--- Exercise directions ---
Copy all the lines below without altering anything.

--- Provided entries ---
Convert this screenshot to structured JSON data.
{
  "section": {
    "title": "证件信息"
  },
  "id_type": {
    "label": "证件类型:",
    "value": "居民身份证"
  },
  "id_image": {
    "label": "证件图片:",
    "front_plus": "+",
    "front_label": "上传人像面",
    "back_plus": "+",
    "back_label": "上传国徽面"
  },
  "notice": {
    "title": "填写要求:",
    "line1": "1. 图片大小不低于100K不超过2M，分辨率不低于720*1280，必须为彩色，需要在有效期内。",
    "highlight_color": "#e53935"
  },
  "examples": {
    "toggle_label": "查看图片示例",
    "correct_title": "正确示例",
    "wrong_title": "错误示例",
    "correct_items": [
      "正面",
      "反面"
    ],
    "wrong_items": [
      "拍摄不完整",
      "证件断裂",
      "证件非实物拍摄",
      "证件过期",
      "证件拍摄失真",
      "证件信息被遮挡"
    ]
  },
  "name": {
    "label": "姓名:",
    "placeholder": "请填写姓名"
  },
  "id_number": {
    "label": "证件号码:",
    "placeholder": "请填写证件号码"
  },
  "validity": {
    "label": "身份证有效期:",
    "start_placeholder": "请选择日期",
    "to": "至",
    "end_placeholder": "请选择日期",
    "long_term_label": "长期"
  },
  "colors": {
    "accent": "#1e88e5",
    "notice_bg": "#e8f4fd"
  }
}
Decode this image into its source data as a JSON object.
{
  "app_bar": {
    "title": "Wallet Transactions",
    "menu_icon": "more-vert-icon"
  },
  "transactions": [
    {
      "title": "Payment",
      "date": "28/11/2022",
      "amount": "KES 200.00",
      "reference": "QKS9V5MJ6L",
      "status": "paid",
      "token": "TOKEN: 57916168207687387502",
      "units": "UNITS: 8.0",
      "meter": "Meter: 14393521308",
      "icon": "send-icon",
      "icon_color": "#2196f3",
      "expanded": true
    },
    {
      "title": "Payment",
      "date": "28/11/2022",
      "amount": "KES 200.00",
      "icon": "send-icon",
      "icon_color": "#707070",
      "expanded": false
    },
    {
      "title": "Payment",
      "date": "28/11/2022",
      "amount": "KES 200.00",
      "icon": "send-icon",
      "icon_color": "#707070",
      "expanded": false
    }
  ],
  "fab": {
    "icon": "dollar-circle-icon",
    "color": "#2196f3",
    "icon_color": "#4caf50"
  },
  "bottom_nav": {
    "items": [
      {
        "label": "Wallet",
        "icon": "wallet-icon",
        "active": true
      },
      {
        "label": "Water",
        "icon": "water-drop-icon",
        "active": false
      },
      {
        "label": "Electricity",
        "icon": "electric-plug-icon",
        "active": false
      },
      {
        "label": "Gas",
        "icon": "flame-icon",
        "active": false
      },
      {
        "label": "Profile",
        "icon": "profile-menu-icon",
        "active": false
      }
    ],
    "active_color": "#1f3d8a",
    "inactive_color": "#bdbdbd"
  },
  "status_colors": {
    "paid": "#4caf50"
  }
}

--- Solution to this problem ---
Convert this screenshot to structured JSON data.
{
  "section": {
    "title": "证件信息"
  },
  "id_type": {
    "label": "证件类型:",
    "value": "居民身份证"
  },
  "id_image": {
    "label": "证件图片:",
    "front_plus": "+",
    "front_label": "上传人像面",
    "back_plus": "+",
    "back_label": "上传国徽面"
  },
  "notice": {
    "title": "填写要求:",
    "line1": "1. 图片大小不低于100K不超过2M，分辨率不低于720*1280，必须为彩色，需要在有效期内。",
    "highlight_color": "#e53935"
  },
  "examples": {
    "toggle_label": "查看图片示例",
    "correct_title": "正确示例",
    "wrong_title": "错误示例",
    "correct_items": [
      "正面",
      "反面"
    ],
    "wrong_items": [
      "拍摄不完整",
      "证件断裂",
      "证件非实物拍摄",
      "证件过期",
      "证件拍摄失真",
      "证件信息被遮挡"
    ]
  },
  "name": {
    "label": "姓名:",
    "placeholder": "请填写姓名"
  },
  "id_number": {
    "label": "证件号码:",
    "placeholder": "请填写证件号码"
  },
  "validity": {
    "label": "身份证有效期:",
    "start_placeholder": "请选择日期",
    "to": "至",
    "end_placeholder": "请选择日期",
    "long_term_label": "长期"
  },
  "colors": {
    "accent": "#1e88e5",
    "notice_bg": "#e8f4fd"
  }
}
Decode this image into its source data as a JSON object.
{
  "app_bar": {
    "title": "Wallet Transactions",
    "menu_icon": "more-vert-icon"
  },
  "transactions": [
    {
      "title": "Payment",
      "date": "28/11/2022",
      "amount": "KES 200.00",
      "reference": "QKS9V5MJ6L",
      "status": "paid",
      "token": "TOKEN: 57916168207687387502",
      "units": "UNITS: 8.0",
      "meter": "Meter: 14393521308",
      "icon": "send-icon",
      "icon_color": "#2196f3",
      "expanded": true
    },
    {
      "title": "Payment",
      "date": "28/11/2022",
      "amount": "KES 200.00",
      "icon": "send-icon",
      "icon_color": "#707070",
      "expanded": false
    },
    {
      "title": "Payment",
      "date": "28/11/2022",
      "amount": "KES 200.00",
      "icon": "send-icon",
      "icon_color": "#707070",
      "expanded": false
    }
  ],
  "fab": {
    "icon": "dollar-circle-icon",
    "color": "#2196f3",
    "icon_color": "#4caf50"
  },
  "bottom_nav": {
    "items": [
      {
        "label": "Wallet",
        "icon": "wallet-icon",
        "active": true
      },
      {
        "label": "Water",
        "icon": "water-drop-icon",
        "active": false
      },
      {
        "label": "Electricity",
        "icon": "electric-plug-icon",
        "active": false
      },
      {
        "label": "Gas",
        "icon": "flame-icon",
        "active": false
      },
      {
        "label": "Profile",
        "icon": "profile-menu-icon",
        "active": false
      }
    ],
    "active_color": "#1f3d8a",
    "inactive_color": "#bdbdbd"
  },
  "status_colors": {
    "paid": "#4caf50"
  }
}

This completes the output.